Records from a data collection
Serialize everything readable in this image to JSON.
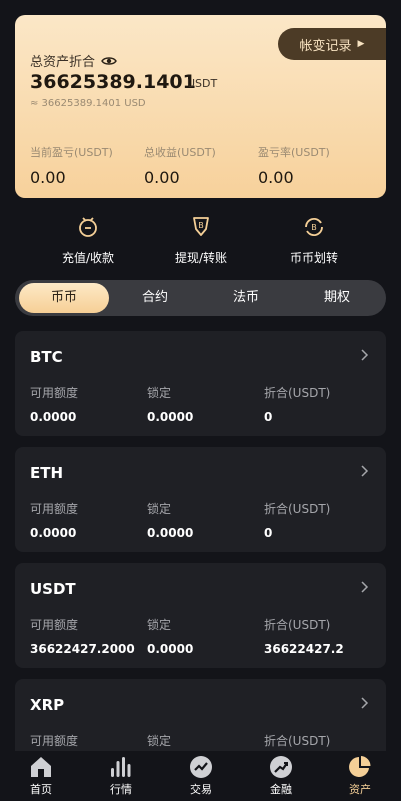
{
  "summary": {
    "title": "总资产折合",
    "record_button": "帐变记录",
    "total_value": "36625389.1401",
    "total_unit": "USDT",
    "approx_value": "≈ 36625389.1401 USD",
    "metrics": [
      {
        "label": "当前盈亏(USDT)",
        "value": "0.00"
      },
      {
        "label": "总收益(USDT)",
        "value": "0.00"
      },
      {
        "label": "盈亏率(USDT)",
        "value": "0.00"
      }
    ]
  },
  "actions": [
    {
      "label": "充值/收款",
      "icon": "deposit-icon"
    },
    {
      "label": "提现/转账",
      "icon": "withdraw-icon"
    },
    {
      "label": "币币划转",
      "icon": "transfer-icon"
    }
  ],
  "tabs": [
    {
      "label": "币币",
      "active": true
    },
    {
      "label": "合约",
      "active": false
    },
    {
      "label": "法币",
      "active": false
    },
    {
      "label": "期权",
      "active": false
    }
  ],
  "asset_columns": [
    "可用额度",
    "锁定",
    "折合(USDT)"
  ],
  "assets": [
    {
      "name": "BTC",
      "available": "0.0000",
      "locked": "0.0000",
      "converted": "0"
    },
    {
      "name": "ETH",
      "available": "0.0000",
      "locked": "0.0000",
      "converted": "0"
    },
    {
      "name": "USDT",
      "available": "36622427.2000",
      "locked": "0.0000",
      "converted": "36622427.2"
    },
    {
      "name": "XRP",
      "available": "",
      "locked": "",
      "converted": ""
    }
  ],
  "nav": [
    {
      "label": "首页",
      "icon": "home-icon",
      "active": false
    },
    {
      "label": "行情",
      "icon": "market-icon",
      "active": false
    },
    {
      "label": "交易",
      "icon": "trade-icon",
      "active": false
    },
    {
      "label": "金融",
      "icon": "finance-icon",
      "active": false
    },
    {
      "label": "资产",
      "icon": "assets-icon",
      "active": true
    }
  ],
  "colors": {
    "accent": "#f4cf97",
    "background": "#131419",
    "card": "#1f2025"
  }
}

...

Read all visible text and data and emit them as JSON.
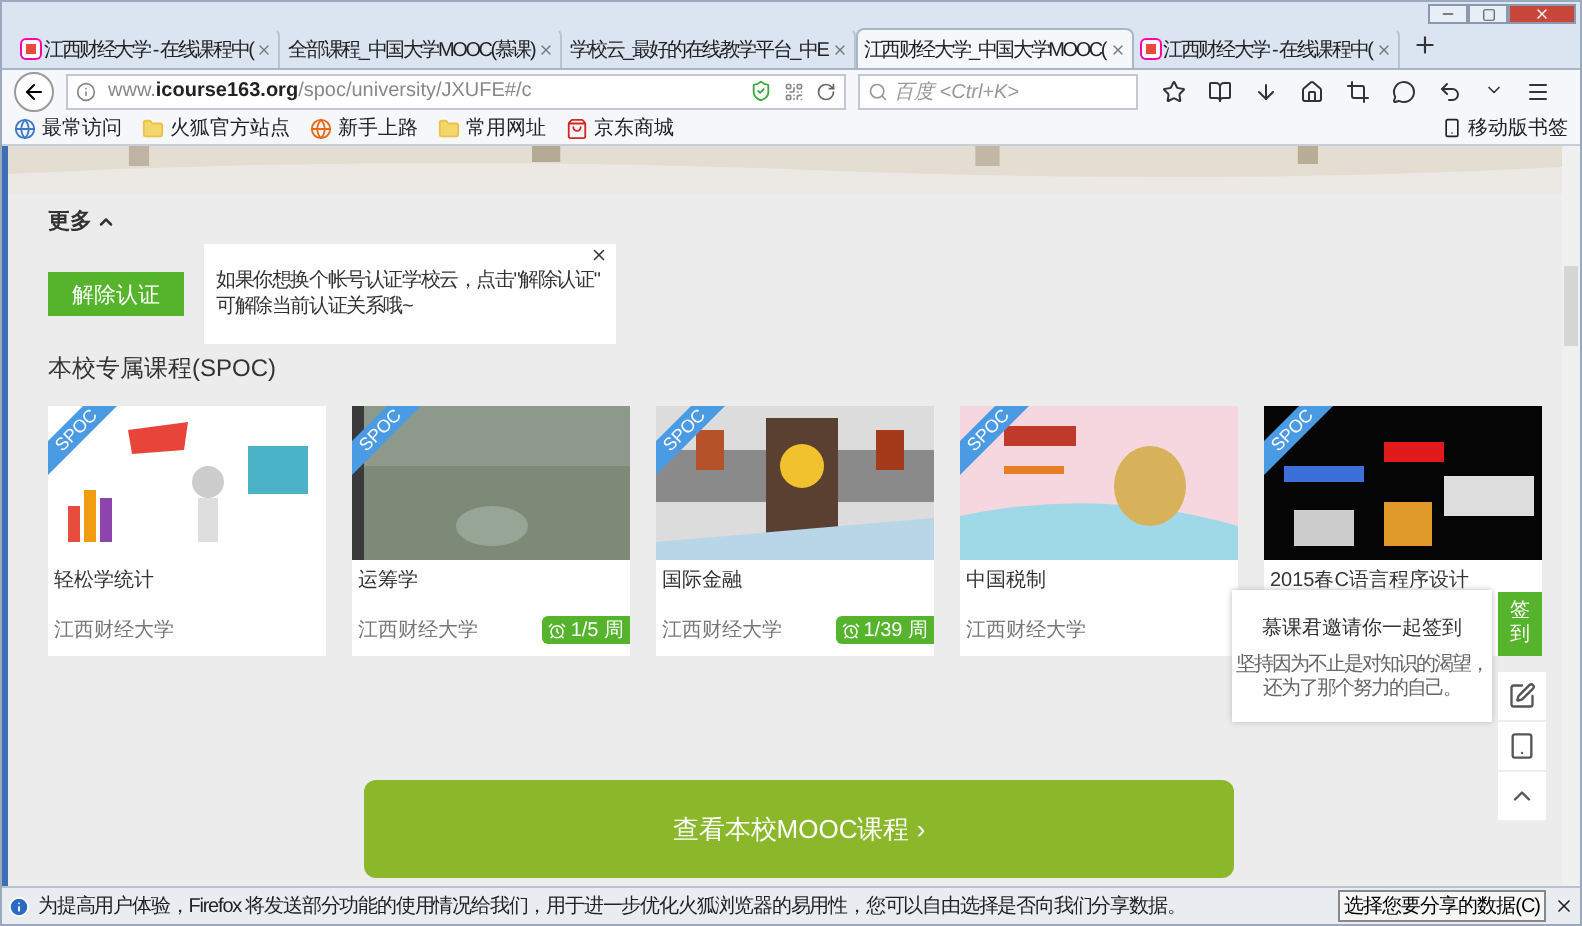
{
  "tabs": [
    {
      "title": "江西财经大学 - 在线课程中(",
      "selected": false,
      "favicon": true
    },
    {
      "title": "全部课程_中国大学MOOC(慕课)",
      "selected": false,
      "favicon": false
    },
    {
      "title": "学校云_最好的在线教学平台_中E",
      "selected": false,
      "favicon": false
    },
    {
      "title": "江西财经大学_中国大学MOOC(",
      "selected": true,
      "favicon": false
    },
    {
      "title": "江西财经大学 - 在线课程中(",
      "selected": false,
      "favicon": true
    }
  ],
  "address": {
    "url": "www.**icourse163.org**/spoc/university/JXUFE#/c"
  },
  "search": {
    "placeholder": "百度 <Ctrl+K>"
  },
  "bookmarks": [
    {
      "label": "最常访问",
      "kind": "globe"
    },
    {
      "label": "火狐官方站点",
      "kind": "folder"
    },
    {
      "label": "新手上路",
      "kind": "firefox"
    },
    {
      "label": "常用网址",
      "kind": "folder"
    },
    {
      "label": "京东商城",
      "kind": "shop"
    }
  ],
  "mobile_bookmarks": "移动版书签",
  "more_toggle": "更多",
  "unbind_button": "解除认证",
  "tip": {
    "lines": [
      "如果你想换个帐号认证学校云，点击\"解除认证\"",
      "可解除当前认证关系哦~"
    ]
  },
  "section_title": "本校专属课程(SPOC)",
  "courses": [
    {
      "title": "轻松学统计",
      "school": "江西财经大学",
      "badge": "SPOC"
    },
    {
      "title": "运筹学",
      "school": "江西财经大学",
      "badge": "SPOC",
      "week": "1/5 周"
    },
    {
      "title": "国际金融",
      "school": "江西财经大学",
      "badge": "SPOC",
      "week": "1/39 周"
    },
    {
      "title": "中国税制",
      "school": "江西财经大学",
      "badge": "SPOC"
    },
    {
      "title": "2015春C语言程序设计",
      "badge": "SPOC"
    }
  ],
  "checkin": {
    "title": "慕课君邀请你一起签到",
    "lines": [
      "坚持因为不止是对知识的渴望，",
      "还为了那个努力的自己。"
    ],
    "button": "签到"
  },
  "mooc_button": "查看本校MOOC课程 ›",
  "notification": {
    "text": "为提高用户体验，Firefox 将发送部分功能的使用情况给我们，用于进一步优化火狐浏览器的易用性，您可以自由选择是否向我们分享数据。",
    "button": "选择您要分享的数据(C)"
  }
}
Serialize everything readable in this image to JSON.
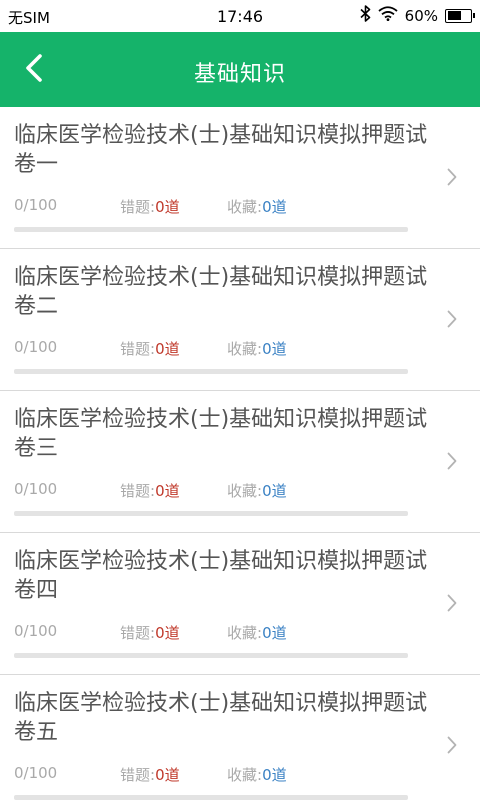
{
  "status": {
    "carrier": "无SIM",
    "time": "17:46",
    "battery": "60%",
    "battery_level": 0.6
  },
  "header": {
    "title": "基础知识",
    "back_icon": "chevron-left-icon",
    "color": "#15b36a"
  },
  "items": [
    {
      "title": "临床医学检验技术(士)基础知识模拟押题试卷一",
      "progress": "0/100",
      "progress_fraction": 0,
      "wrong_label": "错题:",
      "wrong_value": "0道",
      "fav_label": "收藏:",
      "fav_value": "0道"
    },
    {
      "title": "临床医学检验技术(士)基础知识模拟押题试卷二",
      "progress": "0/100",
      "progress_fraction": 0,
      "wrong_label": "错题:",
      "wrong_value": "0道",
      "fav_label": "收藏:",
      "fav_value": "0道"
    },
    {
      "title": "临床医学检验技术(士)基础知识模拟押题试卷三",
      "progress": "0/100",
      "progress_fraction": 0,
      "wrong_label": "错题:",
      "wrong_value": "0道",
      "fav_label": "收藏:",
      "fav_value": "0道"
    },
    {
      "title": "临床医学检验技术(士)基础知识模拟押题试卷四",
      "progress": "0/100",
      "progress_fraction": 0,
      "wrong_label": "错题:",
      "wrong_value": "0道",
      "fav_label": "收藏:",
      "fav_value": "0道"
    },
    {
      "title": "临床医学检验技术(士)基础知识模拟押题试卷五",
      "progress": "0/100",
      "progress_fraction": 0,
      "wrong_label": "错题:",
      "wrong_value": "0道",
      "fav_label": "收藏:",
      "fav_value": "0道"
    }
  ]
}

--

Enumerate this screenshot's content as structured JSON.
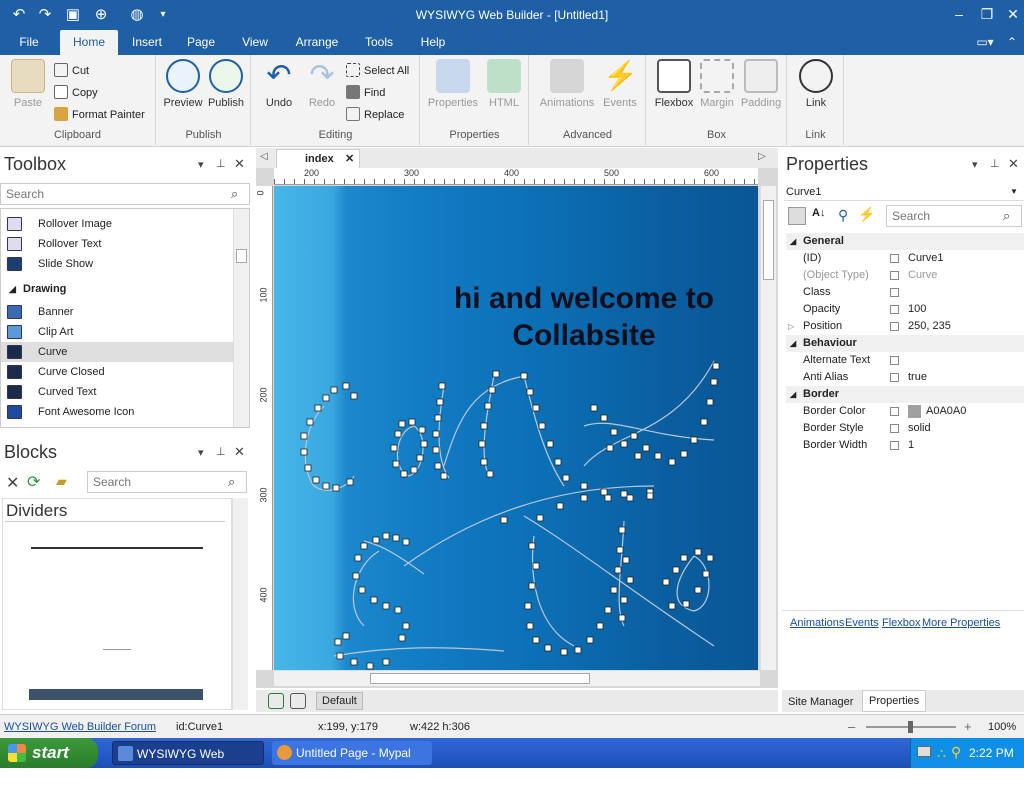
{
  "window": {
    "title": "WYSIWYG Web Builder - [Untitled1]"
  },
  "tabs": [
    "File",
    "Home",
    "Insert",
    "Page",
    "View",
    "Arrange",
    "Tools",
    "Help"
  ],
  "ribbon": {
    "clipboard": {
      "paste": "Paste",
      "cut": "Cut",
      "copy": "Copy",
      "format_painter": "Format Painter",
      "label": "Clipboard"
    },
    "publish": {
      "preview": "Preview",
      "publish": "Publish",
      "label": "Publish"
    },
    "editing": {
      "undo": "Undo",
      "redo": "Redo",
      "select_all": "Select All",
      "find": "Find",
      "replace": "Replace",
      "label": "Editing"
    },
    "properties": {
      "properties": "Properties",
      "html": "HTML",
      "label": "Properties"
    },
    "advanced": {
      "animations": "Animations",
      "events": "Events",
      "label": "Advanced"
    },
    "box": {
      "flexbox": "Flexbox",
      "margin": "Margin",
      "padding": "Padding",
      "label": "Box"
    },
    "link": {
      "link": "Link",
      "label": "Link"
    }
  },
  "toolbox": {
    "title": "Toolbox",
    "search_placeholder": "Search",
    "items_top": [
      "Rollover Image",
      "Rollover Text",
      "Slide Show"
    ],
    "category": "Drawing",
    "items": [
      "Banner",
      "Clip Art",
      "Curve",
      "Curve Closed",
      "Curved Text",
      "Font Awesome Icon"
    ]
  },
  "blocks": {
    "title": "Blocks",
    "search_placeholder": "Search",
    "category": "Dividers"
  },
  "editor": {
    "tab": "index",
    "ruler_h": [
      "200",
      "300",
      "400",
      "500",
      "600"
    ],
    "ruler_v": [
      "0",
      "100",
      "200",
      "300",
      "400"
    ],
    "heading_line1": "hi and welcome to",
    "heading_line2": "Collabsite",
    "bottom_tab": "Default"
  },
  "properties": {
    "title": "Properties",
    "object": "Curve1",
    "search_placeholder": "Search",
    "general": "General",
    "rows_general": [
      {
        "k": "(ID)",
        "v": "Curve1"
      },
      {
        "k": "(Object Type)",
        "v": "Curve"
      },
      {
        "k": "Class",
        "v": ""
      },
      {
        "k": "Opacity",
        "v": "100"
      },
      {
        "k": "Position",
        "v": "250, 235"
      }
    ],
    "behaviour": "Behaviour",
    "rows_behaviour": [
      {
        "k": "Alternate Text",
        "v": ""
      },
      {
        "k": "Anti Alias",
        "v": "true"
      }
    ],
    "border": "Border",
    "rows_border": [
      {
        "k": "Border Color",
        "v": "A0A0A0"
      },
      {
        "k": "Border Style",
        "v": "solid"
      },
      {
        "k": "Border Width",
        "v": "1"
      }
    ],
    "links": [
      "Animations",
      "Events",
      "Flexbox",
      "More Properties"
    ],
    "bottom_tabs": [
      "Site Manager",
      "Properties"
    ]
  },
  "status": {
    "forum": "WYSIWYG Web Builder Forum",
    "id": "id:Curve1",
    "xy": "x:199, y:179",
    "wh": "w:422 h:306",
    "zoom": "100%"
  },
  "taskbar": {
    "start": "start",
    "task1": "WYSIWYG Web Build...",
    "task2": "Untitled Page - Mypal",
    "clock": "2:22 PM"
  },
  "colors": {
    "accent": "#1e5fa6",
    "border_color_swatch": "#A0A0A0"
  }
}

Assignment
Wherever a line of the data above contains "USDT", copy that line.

Exercise output
    "total_unit": "USDT",
        "label": "当前盈亏(USDT)",
        "label": "总收益(USDT)",
        "label": "盈亏率(USDT)",
    "折合(USDT)"
      "name": "USDT",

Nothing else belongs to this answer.